Exercise materials:
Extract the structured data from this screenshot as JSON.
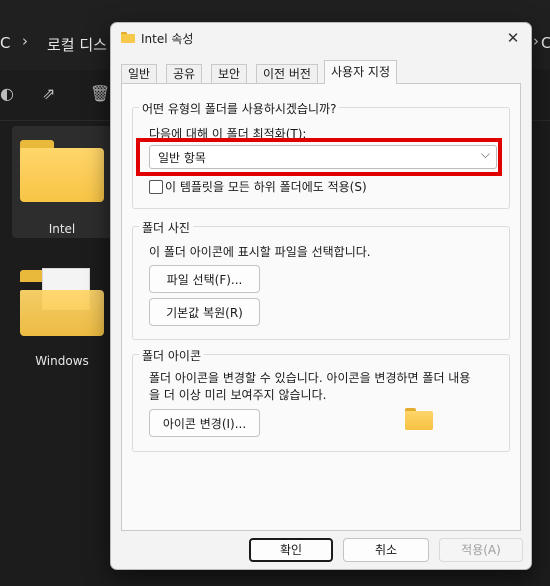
{
  "explorer": {
    "breadcrumb": {
      "prefix": "C",
      "crumb": "로컬 디스",
      "trailing": "C"
    },
    "items": [
      {
        "label": "Intel"
      },
      {
        "label": "Windows"
      }
    ]
  },
  "dialog": {
    "title": "Intel 속성",
    "close_label": "✕",
    "tabs": [
      {
        "label": "일반"
      },
      {
        "label": "공유"
      },
      {
        "label": "보안"
      },
      {
        "label": "이전 버전"
      },
      {
        "label": "사용자 지정"
      }
    ],
    "optimize_group": {
      "title": "어떤 유형의 폴더를 사용하시겠습니까?",
      "optimize_label": "다음에 대해 이 폴더 최적화(T):",
      "selected_option": "일반 항목",
      "checkbox_label": "이 템플릿을 모든 하위 폴더에도 적용(S)",
      "checkbox_checked": false
    },
    "folder_picture_group": {
      "title": "폴더 사진",
      "description": "이 폴더 아이콘에 표시할 파일을 선택합니다.",
      "choose_file_button": "파일 선택(F)...",
      "restore_default_button": "기본값 복원(R)"
    },
    "folder_icon_group": {
      "title": "폴더 아이콘",
      "description_line1": "폴더 아이콘을 변경할 수 있습니다. 아이콘을 변경하면 폴더 내용",
      "description_line2": "을 더 이상  미리 보여주지 않습니다.",
      "change_icon_button": "아이콘 변경(I)..."
    },
    "footer": {
      "ok_button": "확인",
      "cancel_button": "취소",
      "apply_button": "적용(A)"
    }
  }
}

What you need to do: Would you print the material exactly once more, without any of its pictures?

Response:
Extract the structured data from this screenshot as JSON.
{
  "explorer": {
    "breadcrumb": {
      "prefix": "C",
      "crumb": "로컬 디스",
      "trailing": "C"
    },
    "items": [
      {
        "label": "Intel"
      },
      {
        "label": "Windows"
      }
    ]
  },
  "dialog": {
    "title": "Intel 속성",
    "close_label": "✕",
    "tabs": [
      {
        "label": "일반"
      },
      {
        "label": "공유"
      },
      {
        "label": "보안"
      },
      {
        "label": "이전 버전"
      },
      {
        "label": "사용자 지정"
      }
    ],
    "optimize_group": {
      "title": "어떤 유형의 폴더를 사용하시겠습니까?",
      "optimize_label": "다음에 대해 이 폴더 최적화(T):",
      "selected_option": "일반 항목",
      "checkbox_label": "이 템플릿을 모든 하위 폴더에도 적용(S)",
      "checkbox_checked": false
    },
    "folder_picture_group": {
      "title": "폴더 사진",
      "description": "이 폴더 아이콘에 표시할 파일을 선택합니다.",
      "choose_file_button": "파일 선택(F)...",
      "restore_default_button": "기본값 복원(R)"
    },
    "folder_icon_group": {
      "title": "폴더 아이콘",
      "description_line1": "폴더 아이콘을 변경할 수 있습니다. 아이콘을 변경하면 폴더 내용",
      "description_line2": "을 더 이상  미리 보여주지 않습니다.",
      "change_icon_button": "아이콘 변경(I)..."
    },
    "footer": {
      "ok_button": "확인",
      "cancel_button": "취소",
      "apply_button": "적용(A)"
    }
  }
}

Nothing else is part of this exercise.